Monetary Policy—Impact
The step taken by the RBI in the recent monetary policy of hiking CRR by 75 bps was to curb
inflation, but it is not likely to serve the purpose, as the current inflation is mainly supply driven.
Instead, a hike in CRR at this point in time may modulate the inflationary expectations that are
building in the economy but would fail to contain inflation as it is not a monetary phenomenon.
Further, an increase in CRR may slightly increase the cost of funds for banks and with excess
liquidity in the banking system, banks may not raise interest rates in the near term, which would
adversely impact their spreads.
Alternatively, if the banks increase the interest rates, it may have a detrimental effect on
economic growth and corporate profitability. Any increase in interest rate would further add fuel
to the already mounting input costs, which would dent the profit margins of corporates.
Particularly for infrastructure projects, even a slight increase in interest rates will have a large
impact as they operate on competitive IRRs.
Fiscal Policy—Expectations
Fiscal Consolidation
The current fiscal deficit of 10.3% of GDP (both centre and state) calls for fiscal consolidation.
The forthcoming budget has to clearly speak out the medium-term strategy for fiscal
consolidation and measures to check inflation to ensure equitable growth. A rational course of

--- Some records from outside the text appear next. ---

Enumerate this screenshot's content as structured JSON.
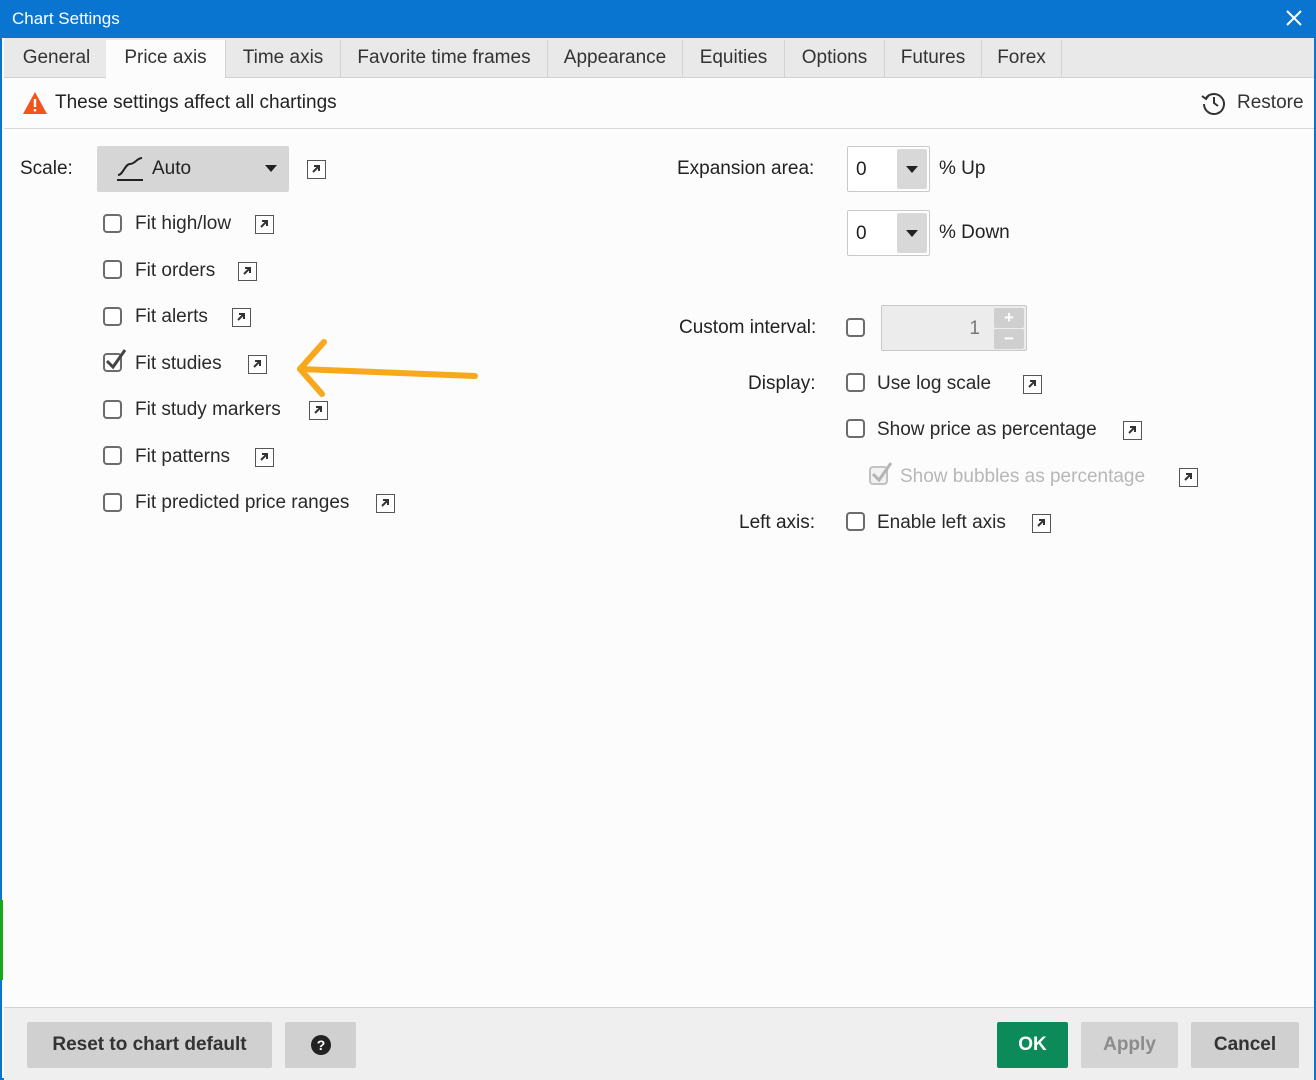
{
  "window": {
    "title": "Chart Settings"
  },
  "tabs": [
    {
      "label": "General"
    },
    {
      "label": "Price axis",
      "active": true
    },
    {
      "label": "Time axis"
    },
    {
      "label": "Favorite time frames"
    },
    {
      "label": "Appearance"
    },
    {
      "label": "Equities"
    },
    {
      "label": "Options"
    },
    {
      "label": "Futures"
    },
    {
      "label": "Forex"
    }
  ],
  "warning": {
    "text": "These settings affect all chartings",
    "icon": "warning-icon"
  },
  "restore": {
    "label": "Restore",
    "icon": "history-icon"
  },
  "scale": {
    "label": "Scale:",
    "value": "Auto"
  },
  "fit_options": [
    {
      "label": "Fit high/low",
      "checked": false
    },
    {
      "label": "Fit orders",
      "checked": false
    },
    {
      "label": "Fit alerts",
      "checked": false
    },
    {
      "label": "Fit studies",
      "checked": true
    },
    {
      "label": "Fit study markers",
      "checked": false
    },
    {
      "label": "Fit patterns",
      "checked": false
    },
    {
      "label": "Fit predicted price ranges",
      "checked": false
    }
  ],
  "expansion": {
    "label": "Expansion area:",
    "up_value": "0",
    "up_unit": "% Up",
    "down_value": "0",
    "down_unit": "% Down"
  },
  "custom_interval": {
    "label": "Custom interval:",
    "checked": false,
    "value": "1"
  },
  "display": {
    "label": "Display:",
    "options": [
      {
        "label": "Use log scale",
        "checked": false,
        "disabled": false
      },
      {
        "label": "Show price as percentage",
        "checked": false,
        "disabled": false
      },
      {
        "label": "Show bubbles as percentage",
        "checked": true,
        "disabled": true
      }
    ]
  },
  "left_axis": {
    "label": "Left axis:",
    "option": "Enable left axis",
    "checked": false
  },
  "footer": {
    "reset_label": "Reset to chart default",
    "help_icon": "help-icon",
    "ok_label": "OK",
    "apply_label": "Apply",
    "cancel_label": "Cancel"
  },
  "colors": {
    "titlebar": "#0a74d1",
    "ok_button": "#0d8a5a",
    "annotation_arrow": "#f7a81b",
    "warning": "#f2541b"
  }
}
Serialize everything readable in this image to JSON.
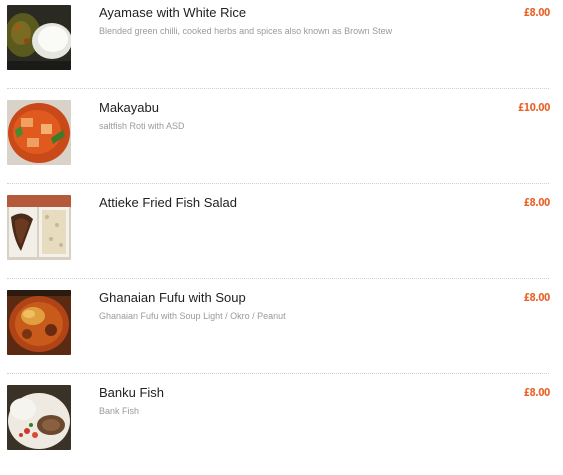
{
  "menu": {
    "items": [
      {
        "name": "Ayamase with White Rice",
        "description": "Blended green chilli, cooked herbs and spices also known as Brown Stew",
        "price": "£8.00",
        "image_icon": "ayamase-rice-photo"
      },
      {
        "name": "Makayabu",
        "description": "saltfish Roti with ASD",
        "price": "£10.00",
        "image_icon": "makayabu-stew-photo"
      },
      {
        "name": "Attieke Fried Fish Salad",
        "description": "",
        "price": "£8.00",
        "image_icon": "attieke-fish-photo"
      },
      {
        "name": "Ghanaian Fufu with Soup",
        "description": "Ghanaian Fufu with Soup Light / Okro / Peanut",
        "price": "£8.00",
        "image_icon": "fufu-soup-photo"
      },
      {
        "name": "Banku Fish",
        "description": "Bank Fish",
        "price": "£8.00",
        "image_icon": "banku-fish-photo"
      }
    ]
  },
  "colors": {
    "price": "#e8642c",
    "title": "#222222",
    "description": "#9a9a9a",
    "divider": "#cfcfcf"
  }
}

fiscal consolidation would be to curb wasteful expenditure drastically and cut back subsidies (on
oil, fertilizer and food), that are misused and inadequately targeted. For the fiscal year 2009-10,
the total under recoveries of oil companies is estimated at Rs. 50,000 cr, the fertilizer subsidy bill
is at Rs. 99,500 cr, while the food subsidy bill is lined up to exceed Rs. 60,000 cr.
Even if the upcoming budget looks out for fiscal consolidation, the talks of complete stimulus
withdrawal is unjustifiable at this stage because current economic recovery is still not robust and
recovery of the world economy is likely to remain unstable. Undoubtedly, there is a need for
reform in expenditure management and improvement in governance. Moreover, in order to bring
in transparency, all the off-budget liabilities should be reflected in the fiscal deficit.
Tax Reforms
The budget 2010-11 should focus on simplifying the complex tax laws, as even a salaried person
finds it difficult to file his tax returns without the help of a consultant. This simplification of tax
laws will encourage better compliance and discourage tax evasion.
As far as corporate tax rates are concerned, the tax rate should be reduced to 25% and all sorts
of exemptions should be eliminated, as only a few large corporate houses are able to reap the
fruits of such exemptions. This would place all segments, including the micro, small and medium
enterprises (MSMEs), on the same footing without reducing the overall tax revenues of the
Even though 60% of the country's population continues to depend on the agricultural sector for
livelihood, its share in GDP has declined drastically to 17%. There is an urgent need to focus on
this often neglected sector to make the growth process equitable and inclusive. Apart from
providing some incentives to processed foods industries, grain storage facilities should be
upgraded to improve the entire supply chain. Likewise, improvements are needed in interest
subvention schemes. The budget should also extend its support to crop insurance and weather
insurance to protect farmers. Hence, serious and intensive efforts are needed in the coming
years to revamp and ensure a robust growth of this sector.
Rising inflationary pressures and the risk of impinging inflationary expectations forced the RBI to
announce the first phase of exit from the expansionary monetary policy by terminating some
sector-specific facilities and restoring the Statutory Liquidity Ratio (SLR) of scheduled
commercial banks to its pre-crisis level in the Second Quarter Review of October 2009. The RBI
has thus tried to balance the inflation and growth objectives in the current policy. Given the tone
of the policy and RBI's growth and inflation expectations, liquidity mopping measures will mostly
be complemented by a rate hike in the next policy. However, we will have to wait for the
forthcoming budget to know the Government's decision on phasing out the transitory
components of the stimulus packages.